_GOAL OF THE EXERCISE_: Pick every line with "Shirt" from the material below.

_MATERIAL SUPPLIED_:
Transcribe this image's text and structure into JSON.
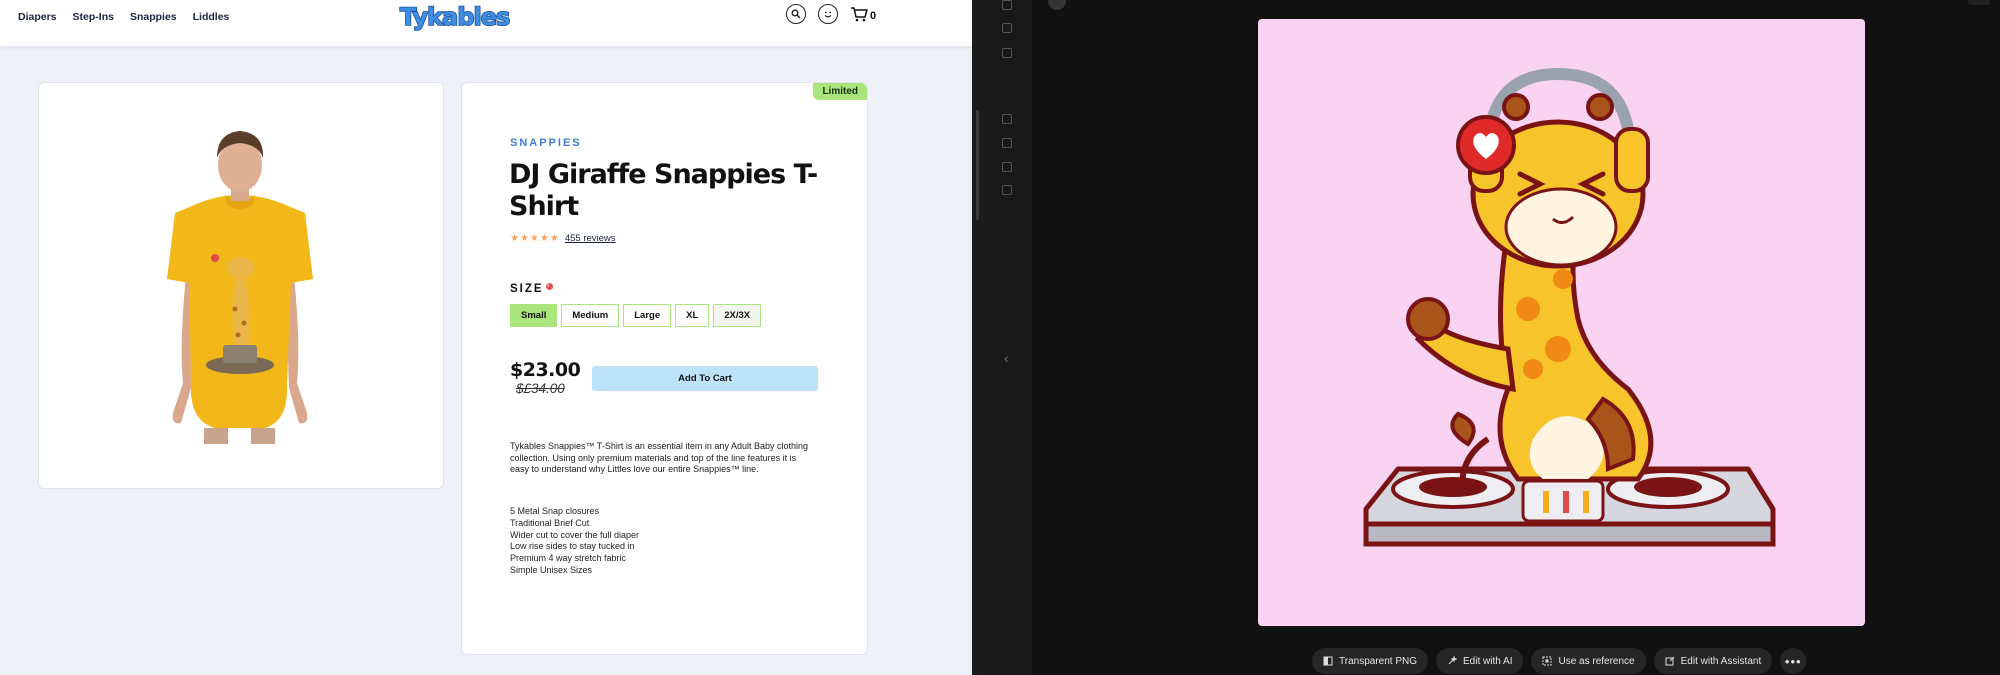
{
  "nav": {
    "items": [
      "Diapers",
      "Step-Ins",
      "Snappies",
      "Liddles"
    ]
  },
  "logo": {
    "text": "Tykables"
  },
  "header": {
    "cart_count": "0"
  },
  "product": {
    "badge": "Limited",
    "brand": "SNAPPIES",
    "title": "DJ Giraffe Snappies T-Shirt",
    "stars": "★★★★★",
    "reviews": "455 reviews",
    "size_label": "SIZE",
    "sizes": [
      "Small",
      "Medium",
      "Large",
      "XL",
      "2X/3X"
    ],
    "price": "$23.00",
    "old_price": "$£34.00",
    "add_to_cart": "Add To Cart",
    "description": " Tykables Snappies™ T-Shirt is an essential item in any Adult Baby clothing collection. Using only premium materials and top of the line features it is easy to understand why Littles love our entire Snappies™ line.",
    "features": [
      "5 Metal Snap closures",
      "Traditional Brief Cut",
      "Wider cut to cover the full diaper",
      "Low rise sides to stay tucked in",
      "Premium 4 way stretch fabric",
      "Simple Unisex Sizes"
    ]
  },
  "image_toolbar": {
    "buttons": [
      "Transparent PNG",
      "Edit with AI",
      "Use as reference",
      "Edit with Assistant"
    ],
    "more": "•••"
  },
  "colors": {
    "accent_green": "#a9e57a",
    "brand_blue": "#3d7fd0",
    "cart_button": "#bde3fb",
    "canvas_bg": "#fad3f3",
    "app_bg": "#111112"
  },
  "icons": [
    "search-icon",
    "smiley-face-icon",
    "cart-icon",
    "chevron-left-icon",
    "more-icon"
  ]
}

_PROBLEM SOLUTION_:
    "title": "DJ Giraffe Snappies T-Shirt",
    "description": " Tykables Snappies™ T-Shirt is an essential item in any Adult Baby clothing collection. Using only premium materials and top of the line features it is easy to understand why Littles love our entire Snappies™ line.",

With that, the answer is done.